Go through the entries that follow and count every line with the string "using". Reply with the number only.

(Entries taken from a collection)
*-*-*
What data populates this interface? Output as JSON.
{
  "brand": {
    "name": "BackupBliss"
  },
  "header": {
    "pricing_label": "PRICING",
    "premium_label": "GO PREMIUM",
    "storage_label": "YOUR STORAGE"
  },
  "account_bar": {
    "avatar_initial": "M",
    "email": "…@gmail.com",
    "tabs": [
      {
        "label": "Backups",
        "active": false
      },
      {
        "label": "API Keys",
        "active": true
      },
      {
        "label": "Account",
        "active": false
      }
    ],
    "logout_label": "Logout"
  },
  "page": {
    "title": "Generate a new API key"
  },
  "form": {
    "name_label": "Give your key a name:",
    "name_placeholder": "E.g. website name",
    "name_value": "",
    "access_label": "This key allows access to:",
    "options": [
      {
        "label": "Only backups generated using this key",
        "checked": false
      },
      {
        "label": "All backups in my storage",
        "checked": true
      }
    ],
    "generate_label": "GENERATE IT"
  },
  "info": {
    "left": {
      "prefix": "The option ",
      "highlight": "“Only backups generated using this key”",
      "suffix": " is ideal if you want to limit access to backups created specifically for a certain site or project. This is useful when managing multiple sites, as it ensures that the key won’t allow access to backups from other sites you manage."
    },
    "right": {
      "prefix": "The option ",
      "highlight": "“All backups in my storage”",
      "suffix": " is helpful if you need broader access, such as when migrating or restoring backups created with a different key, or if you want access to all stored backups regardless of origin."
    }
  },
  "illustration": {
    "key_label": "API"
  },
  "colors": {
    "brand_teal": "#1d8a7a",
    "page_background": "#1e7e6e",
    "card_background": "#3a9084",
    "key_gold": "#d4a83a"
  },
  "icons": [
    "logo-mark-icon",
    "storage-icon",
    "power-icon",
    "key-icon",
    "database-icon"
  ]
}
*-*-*
*ANSWER TO THE EXERCISE:* 2